_SOURCE MATERIAL_
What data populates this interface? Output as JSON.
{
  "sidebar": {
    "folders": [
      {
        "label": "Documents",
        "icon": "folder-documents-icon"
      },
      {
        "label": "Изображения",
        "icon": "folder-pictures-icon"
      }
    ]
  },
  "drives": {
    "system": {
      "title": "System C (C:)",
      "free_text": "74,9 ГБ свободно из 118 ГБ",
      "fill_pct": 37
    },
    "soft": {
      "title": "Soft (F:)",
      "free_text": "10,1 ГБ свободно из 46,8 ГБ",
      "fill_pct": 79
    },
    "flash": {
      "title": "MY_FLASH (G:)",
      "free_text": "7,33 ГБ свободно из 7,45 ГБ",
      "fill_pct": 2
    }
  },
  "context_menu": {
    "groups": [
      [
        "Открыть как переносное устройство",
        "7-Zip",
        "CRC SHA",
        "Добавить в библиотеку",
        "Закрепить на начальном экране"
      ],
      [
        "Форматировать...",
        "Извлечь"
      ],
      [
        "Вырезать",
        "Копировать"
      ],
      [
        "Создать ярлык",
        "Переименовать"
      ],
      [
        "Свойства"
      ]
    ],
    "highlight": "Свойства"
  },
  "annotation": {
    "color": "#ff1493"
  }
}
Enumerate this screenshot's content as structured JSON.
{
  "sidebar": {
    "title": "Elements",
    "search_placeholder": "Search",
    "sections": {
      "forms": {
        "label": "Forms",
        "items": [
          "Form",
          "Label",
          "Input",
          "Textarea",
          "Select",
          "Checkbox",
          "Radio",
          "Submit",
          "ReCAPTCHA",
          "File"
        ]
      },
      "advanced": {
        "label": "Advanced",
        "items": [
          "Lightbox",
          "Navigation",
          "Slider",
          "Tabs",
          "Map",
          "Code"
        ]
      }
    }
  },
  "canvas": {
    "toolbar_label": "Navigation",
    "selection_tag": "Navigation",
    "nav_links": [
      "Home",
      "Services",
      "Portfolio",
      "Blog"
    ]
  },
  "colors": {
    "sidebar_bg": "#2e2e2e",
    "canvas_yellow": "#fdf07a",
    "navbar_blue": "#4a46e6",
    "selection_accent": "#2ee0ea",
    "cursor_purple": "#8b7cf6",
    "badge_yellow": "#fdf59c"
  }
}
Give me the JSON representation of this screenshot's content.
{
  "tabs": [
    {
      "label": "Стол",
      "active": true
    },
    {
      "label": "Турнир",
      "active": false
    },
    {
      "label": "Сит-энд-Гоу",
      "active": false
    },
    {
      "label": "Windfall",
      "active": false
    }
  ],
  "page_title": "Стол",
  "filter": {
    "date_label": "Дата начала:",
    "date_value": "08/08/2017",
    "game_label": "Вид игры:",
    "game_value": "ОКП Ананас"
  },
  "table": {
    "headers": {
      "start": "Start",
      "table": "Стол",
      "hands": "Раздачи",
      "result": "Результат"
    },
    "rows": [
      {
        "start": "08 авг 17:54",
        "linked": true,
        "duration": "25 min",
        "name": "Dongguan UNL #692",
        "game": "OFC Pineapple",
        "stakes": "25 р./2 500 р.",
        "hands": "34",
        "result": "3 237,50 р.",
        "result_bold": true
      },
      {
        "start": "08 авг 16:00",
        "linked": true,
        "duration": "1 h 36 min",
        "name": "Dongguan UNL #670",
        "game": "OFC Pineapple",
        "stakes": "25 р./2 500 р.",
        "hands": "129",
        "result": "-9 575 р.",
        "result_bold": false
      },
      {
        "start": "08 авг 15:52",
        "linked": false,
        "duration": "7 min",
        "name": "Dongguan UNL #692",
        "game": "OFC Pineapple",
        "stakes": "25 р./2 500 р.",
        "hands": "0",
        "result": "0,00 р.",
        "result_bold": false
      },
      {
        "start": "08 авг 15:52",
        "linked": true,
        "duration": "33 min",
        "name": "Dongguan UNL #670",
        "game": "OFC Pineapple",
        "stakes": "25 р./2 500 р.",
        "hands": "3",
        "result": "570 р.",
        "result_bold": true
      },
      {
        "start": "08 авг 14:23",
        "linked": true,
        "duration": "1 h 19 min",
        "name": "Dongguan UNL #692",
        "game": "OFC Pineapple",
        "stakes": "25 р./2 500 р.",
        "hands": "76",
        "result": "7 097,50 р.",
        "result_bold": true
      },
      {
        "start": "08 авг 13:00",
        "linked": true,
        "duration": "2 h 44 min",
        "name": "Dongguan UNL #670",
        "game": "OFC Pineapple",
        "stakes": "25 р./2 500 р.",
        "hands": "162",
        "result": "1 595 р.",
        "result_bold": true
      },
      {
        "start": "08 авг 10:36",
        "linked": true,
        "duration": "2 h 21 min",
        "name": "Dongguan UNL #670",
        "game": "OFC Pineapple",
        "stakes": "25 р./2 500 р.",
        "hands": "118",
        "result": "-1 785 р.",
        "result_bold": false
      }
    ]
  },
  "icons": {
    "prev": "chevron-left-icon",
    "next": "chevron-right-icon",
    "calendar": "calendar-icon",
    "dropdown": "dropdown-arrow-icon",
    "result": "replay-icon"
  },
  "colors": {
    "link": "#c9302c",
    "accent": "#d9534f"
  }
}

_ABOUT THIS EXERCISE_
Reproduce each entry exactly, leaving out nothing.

_YOUR RESPONSE_
What data populates this interface? Output as JSON.
{
  "sidebar": {
    "folders": [
      {
        "label": "Documents",
        "icon": "folder-documents-icon"
      },
      {
        "label": "Изображения",
        "icon": "folder-pictures-icon"
      }
    ]
  },
  "drives": {
    "system": {
      "title": "System C (C:)",
      "free_text": "74,9 ГБ свободно из 118 ГБ",
      "fill_pct": 37
    },
    "soft": {
      "title": "Soft (F:)",
      "free_text": "10,1 ГБ свободно из 46,8 ГБ",
      "fill_pct": 79
    },
    "flash": {
      "title": "MY_FLASH (G:)",
      "free_text": "7,33 ГБ свободно из 7,45 ГБ",
      "fill_pct": 2
    }
  },
  "context_menu": {
    "groups": [
      [
        "Открыть как переносное устройство",
        "7-Zip",
        "CRC SHA",
        "Добавить в библиотеку",
        "Закрепить на начальном экране"
      ],
      [
        "Форматировать...",
        "Извлечь"
      ],
      [
        "Вырезать",
        "Копировать"
      ],
      [
        "Создать ярлык",
        "Переименовать"
      ],
      [
        "Свойства"
      ]
    ],
    "highlight": "Свойства"
  },
  "annotation": {
    "color": "#ff1493"
  }
}
Enumerate this screenshot's content as structured JSON.
{
  "sidebar": {
    "title": "Elements",
    "search_placeholder": "Search",
    "sections": {
      "forms": {
        "label": "Forms",
        "items": [
          "Form",
          "Label",
          "Input",
          "Textarea",
          "Select",
          "Checkbox",
          "Radio",
          "Submit",
          "ReCAPTCHA",
          "File"
        ]
      },
      "advanced": {
        "label": "Advanced",
        "items": [
          "Lightbox",
          "Navigation",
          "Slider",
          "Tabs",
          "Map",
          "Code"
        ]
      }
    }
  },
  "canvas": {
    "toolbar_label": "Navigation",
    "selection_tag": "Navigation",
    "nav_links": [
      "Home",
      "Services",
      "Portfolio",
      "Blog"
    ]
  },
  "colors": {
    "sidebar_bg": "#2e2e2e",
    "canvas_yellow": "#fdf07a",
    "navbar_blue": "#4a46e6",
    "selection_accent": "#2ee0ea",
    "cursor_purple": "#8b7cf6",
    "badge_yellow": "#fdf59c"
  }
}
Give me the JSON representation of this screenshot's content.
{
  "tabs": [
    {
      "label": "Стол",
      "active": true
    },
    {
      "label": "Турнир",
      "active": false
    },
    {
      "label": "Сит-энд-Гоу",
      "active": false
    },
    {
      "label": "Windfall",
      "active": false
    }
  ],
  "page_title": "Стол",
  "filter": {
    "date_label": "Дата начала:",
    "date_value": "08/08/2017",
    "game_label": "Вид игры:",
    "game_value": "ОКП Ананас"
  },
  "table": {
    "headers": {
      "start": "Start",
      "table": "Стол",
      "hands": "Раздачи",
      "result": "Результат"
    },
    "rows": [
      {
        "start": "08 авг 17:54",
        "linked": true,
        "duration": "25 min",
        "name": "Dongguan UNL #692",
        "game": "OFC Pineapple",
        "stakes": "25 р./2 500 р.",
        "hands": "34",
        "result": "3 237,50 р.",
        "result_bold": true
      },
      {
        "start": "08 авг 16:00",
        "linked": true,
        "duration": "1 h 36 min",
        "name": "Dongguan UNL #670",
        "game": "OFC Pineapple",
        "stakes": "25 р./2 500 р.",
        "hands": "129",
        "result": "-9 575 р.",
        "result_bold": false
      },
      {
        "start": "08 авг 15:52",
        "linked": false,
        "duration": "7 min",
        "name": "Dongguan UNL #692",
        "game": "OFC Pineapple",
        "stakes": "25 р./2 500 р.",
        "hands": "0",
        "result": "0,00 р.",
        "result_bold": false
      },
      {
        "start": "08 авг 15:52",
        "linked": true,
        "duration": "33 min",
        "name": "Dongguan UNL #670",
        "game": "OFC Pineapple",
        "stakes": "25 р./2 500 р.",
        "hands": "3",
        "result": "570 р.",
        "result_bold": true
      },
      {
        "start": "08 авг 14:23",
        "linked": true,
        "duration": "1 h 19 min",
        "name": "Dongguan UNL #692",
        "game": "OFC Pineapple",
        "stakes": "25 р./2 500 р.",
        "hands": "76",
        "result": "7 097,50 р.",
        "result_bold": true
      },
      {
        "start": "08 авг 13:00",
        "linked": true,
        "duration": "2 h 44 min",
        "name": "Dongguan UNL #670",
        "game": "OFC Pineapple",
        "stakes": "25 р./2 500 р.",
        "hands": "162",
        "result": "1 595 р.",
        "result_bold": true
      },
      {
        "start": "08 авг 10:36",
        "linked": true,
        "duration": "2 h 21 min",
        "name": "Dongguan UNL #670",
        "game": "OFC Pineapple",
        "stakes": "25 р./2 500 р.",
        "hands": "118",
        "result": "-1 785 р.",
        "result_bold": false
      }
    ]
  },
  "icons": {
    "prev": "chevron-left-icon",
    "next": "chevron-right-icon",
    "calendar": "calendar-icon",
    "dropdown": "dropdown-arrow-icon",
    "result": "replay-icon"
  },
  "colors": {
    "link": "#c9302c",
    "accent": "#d9534f"
  }
}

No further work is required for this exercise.